(Interface dataset entries)
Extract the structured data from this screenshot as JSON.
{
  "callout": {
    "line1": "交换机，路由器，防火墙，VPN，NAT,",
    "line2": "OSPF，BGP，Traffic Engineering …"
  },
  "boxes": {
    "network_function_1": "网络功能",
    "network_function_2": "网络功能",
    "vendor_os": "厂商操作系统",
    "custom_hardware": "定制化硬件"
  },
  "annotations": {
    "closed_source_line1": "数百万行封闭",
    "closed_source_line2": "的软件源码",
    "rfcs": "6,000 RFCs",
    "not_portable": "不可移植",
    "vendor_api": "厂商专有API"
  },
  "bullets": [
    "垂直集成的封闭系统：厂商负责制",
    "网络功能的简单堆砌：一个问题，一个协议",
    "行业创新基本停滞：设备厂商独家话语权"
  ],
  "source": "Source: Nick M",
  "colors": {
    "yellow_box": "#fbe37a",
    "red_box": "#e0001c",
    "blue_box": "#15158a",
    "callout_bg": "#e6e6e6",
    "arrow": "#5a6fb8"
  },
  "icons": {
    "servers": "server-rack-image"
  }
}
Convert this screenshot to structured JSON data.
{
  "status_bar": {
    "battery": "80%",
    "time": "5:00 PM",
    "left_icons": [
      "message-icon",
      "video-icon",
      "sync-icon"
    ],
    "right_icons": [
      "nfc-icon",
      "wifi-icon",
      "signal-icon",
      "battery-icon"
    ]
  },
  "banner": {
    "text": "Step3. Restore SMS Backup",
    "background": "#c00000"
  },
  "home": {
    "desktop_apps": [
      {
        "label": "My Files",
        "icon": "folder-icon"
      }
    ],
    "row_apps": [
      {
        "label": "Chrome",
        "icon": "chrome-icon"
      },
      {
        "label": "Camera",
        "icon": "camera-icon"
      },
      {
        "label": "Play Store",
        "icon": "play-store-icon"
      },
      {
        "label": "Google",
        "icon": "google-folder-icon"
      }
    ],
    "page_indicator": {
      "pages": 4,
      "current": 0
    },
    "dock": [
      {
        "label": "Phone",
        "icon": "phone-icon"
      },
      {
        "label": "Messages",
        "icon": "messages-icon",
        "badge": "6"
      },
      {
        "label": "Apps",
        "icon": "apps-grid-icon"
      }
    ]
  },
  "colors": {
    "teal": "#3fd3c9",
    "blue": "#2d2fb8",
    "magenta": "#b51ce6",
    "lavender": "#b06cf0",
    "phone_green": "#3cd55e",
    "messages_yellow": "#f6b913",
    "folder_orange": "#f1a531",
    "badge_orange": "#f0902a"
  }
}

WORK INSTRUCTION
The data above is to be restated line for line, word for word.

TASK RESULT
Extract the structured data from this screenshot as JSON.
{
  "callout": {
    "line1": "交换机，路由器，防火墙，VPN，NAT,",
    "line2": "OSPF，BGP，Traffic Engineering …"
  },
  "boxes": {
    "network_function_1": "网络功能",
    "network_function_2": "网络功能",
    "vendor_os": "厂商操作系统",
    "custom_hardware": "定制化硬件"
  },
  "annotations": {
    "closed_source_line1": "数百万行封闭",
    "closed_source_line2": "的软件源码",
    "rfcs": "6,000 RFCs",
    "not_portable": "不可移植",
    "vendor_api": "厂商专有API"
  },
  "bullets": [
    "垂直集成的封闭系统：厂商负责制",
    "网络功能的简单堆砌：一个问题，一个协议",
    "行业创新基本停滞：设备厂商独家话语权"
  ],
  "source": "Source: Nick M",
  "colors": {
    "yellow_box": "#fbe37a",
    "red_box": "#e0001c",
    "blue_box": "#15158a",
    "callout_bg": "#e6e6e6",
    "arrow": "#5a6fb8"
  },
  "icons": {
    "servers": "server-rack-image"
  }
}
Convert this screenshot to structured JSON data.
{
  "status_bar": {
    "battery": "80%",
    "time": "5:00 PM",
    "left_icons": [
      "message-icon",
      "video-icon",
      "sync-icon"
    ],
    "right_icons": [
      "nfc-icon",
      "wifi-icon",
      "signal-icon",
      "battery-icon"
    ]
  },
  "banner": {
    "text": "Step3. Restore SMS Backup",
    "background": "#c00000"
  },
  "home": {
    "desktop_apps": [
      {
        "label": "My Files",
        "icon": "folder-icon"
      }
    ],
    "row_apps": [
      {
        "label": "Chrome",
        "icon": "chrome-icon"
      },
      {
        "label": "Camera",
        "icon": "camera-icon"
      },
      {
        "label": "Play Store",
        "icon": "play-store-icon"
      },
      {
        "label": "Google",
        "icon": "google-folder-icon"
      }
    ],
    "page_indicator": {
      "pages": 4,
      "current": 0
    },
    "dock": [
      {
        "label": "Phone",
        "icon": "phone-icon"
      },
      {
        "label": "Messages",
        "icon": "messages-icon",
        "badge": "6"
      },
      {
        "label": "Apps",
        "icon": "apps-grid-icon"
      }
    ]
  },
  "colors": {
    "teal": "#3fd3c9",
    "blue": "#2d2fb8",
    "magenta": "#b51ce6",
    "lavender": "#b06cf0",
    "phone_green": "#3cd55e",
    "messages_yellow": "#f6b913",
    "folder_orange": "#f1a531",
    "badge_orange": "#f0902a"
  }
}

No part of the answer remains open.